He isn't the only person to express concerns.
Yellowknife resident Michael Zemnicky said he no longer trusts dispatchers. He spoke with CBC through email because of his aphasia, a language disorder brought on by brain damage.
He said that in 2016 his ex-partner came to his apartment and wouldn't leave when he asked, so he phoned RCMP dispatch.
"I asked the officer to send some help and I told her my ex is very violent and I need [an] officer or she goes angry. The woman denied my request and told me that she needs to talk to her [the ex] on the phone," he said.
"I begged for her to send help and I was denied again," he said, adding the dispatcher insisted on talking to his ex on speaker-phone.
Zemnicky said he tried to hide as his ex became more violent, and that he was eventually treated by a doctor for injuries he sustained during the incident.
"I lost the faith for the RCMP 911 centre and I need help and they caused me to suffer and others too," he said.
36% vacancy rate in N.W.T.
As of October 2017, there was a 36 per cent vacancy rate in RCMP Operational Communications Centres in the Northwest Territories.
The CBC requested an interview with N.W.T. RCMP regarding dispatch staffing and these allegations, but no one was immediately available for comment.
The under-staffing affects employees' well-being and livelihood, said Nathalie Stringer, an assistant director with the Canadian Union of Public Employees (CUPE).
The union has filed to represent RCMP dispatch operators across Canada.
"I think they're tired," Stringer said. "They're working longer shifts.

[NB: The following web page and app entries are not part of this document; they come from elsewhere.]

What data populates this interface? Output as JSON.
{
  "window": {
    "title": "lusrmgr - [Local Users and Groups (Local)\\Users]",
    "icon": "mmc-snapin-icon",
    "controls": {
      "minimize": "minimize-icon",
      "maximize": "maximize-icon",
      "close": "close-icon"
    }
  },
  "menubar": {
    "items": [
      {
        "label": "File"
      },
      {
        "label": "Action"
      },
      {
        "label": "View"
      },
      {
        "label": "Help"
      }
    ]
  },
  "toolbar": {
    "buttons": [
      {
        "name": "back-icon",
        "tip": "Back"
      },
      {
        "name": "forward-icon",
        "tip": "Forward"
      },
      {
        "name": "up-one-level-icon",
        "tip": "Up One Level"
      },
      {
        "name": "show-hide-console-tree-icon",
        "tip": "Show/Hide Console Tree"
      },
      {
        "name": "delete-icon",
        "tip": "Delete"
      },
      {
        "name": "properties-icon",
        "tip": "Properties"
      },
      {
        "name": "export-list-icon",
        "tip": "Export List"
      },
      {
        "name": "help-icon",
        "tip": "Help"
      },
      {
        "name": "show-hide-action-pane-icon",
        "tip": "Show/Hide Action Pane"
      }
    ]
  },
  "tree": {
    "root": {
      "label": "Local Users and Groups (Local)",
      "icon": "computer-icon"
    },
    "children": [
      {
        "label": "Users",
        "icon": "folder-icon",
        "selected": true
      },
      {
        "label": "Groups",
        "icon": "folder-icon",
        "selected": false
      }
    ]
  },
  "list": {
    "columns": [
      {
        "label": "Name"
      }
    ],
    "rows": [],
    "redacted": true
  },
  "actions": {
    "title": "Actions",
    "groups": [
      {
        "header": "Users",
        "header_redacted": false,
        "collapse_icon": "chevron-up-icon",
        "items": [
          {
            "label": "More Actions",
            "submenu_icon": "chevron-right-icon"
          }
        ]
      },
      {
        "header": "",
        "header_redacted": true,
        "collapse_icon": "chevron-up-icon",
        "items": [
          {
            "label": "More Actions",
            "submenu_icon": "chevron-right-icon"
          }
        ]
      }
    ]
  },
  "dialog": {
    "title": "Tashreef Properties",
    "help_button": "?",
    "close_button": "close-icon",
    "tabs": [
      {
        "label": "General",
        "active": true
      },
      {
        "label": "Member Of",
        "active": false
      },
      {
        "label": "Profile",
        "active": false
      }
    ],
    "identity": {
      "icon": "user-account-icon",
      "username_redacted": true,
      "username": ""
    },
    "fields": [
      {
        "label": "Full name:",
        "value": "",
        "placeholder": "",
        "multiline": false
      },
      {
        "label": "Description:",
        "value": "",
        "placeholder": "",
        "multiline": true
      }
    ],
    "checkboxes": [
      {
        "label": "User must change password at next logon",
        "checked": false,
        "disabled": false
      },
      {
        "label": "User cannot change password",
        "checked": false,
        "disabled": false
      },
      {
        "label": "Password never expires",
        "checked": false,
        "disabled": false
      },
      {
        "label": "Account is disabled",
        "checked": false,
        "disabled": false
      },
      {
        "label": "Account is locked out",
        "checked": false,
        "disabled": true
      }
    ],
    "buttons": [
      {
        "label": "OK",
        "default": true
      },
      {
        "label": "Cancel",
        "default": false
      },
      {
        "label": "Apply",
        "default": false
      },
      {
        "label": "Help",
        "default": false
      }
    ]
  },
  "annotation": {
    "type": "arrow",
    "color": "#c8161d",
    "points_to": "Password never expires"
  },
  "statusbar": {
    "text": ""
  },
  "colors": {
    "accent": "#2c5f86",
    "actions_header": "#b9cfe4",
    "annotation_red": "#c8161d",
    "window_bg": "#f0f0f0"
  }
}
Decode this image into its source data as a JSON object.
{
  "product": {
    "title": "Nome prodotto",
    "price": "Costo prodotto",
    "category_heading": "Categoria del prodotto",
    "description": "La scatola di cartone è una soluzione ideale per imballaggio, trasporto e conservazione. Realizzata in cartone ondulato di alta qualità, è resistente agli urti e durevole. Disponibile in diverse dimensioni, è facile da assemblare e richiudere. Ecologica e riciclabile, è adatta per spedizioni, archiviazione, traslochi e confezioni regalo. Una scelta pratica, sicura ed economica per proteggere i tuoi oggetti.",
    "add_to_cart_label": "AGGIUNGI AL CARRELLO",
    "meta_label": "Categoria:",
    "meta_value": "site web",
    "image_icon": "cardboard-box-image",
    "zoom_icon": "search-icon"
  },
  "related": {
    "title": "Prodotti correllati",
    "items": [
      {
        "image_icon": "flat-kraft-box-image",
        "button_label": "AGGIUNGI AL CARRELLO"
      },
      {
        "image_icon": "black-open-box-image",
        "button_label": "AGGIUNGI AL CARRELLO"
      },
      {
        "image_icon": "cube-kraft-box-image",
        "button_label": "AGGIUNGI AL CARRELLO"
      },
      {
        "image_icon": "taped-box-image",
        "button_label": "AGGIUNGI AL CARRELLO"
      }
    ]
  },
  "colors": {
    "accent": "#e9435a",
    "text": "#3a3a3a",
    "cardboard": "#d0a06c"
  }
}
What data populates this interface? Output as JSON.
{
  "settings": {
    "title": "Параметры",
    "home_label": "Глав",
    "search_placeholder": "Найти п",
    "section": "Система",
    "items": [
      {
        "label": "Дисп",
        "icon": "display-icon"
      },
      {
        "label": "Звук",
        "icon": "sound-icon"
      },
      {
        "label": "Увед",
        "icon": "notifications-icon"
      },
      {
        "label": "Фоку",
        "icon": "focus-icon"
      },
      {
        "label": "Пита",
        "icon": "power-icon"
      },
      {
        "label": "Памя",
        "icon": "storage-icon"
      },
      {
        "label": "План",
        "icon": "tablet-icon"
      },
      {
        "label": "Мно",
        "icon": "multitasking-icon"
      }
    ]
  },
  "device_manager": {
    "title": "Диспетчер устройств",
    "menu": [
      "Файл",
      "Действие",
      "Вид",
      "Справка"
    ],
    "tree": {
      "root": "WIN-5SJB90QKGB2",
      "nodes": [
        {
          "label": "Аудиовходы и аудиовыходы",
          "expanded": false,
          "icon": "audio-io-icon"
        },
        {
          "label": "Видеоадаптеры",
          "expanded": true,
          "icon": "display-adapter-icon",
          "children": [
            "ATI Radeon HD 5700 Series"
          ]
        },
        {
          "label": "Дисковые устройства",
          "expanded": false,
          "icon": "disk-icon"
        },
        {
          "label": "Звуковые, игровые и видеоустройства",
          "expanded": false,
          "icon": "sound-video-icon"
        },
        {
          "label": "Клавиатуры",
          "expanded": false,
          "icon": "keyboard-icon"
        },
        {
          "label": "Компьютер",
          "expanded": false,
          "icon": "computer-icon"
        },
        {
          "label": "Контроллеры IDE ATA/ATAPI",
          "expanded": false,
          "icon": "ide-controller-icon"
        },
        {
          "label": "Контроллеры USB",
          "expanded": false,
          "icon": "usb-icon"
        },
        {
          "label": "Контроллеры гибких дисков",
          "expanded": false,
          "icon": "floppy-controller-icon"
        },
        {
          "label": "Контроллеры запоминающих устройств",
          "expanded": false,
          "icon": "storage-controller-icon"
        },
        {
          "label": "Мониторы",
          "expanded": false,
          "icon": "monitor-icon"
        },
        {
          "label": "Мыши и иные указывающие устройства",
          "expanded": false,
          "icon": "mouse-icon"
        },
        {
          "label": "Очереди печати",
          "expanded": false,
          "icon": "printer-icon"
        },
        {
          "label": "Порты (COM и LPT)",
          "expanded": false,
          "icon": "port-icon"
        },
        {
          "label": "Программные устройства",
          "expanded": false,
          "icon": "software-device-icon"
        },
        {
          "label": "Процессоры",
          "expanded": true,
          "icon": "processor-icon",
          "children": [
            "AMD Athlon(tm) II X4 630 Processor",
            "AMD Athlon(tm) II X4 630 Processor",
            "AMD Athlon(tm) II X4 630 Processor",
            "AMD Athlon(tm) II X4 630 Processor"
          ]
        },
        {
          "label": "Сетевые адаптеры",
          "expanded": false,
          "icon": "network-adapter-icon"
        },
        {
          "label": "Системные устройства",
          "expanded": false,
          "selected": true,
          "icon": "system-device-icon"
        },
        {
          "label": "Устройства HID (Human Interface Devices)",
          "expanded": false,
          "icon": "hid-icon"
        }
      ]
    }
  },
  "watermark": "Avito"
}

They're working extra hours, a lot of them are going on leave."
Stringer said if CUPE becomes the bargaining agent in a vote beginning next week, they'll start working on staffing issues.
"I think it's one of the biggest pressing issues that needs to be resolved as soon as possible."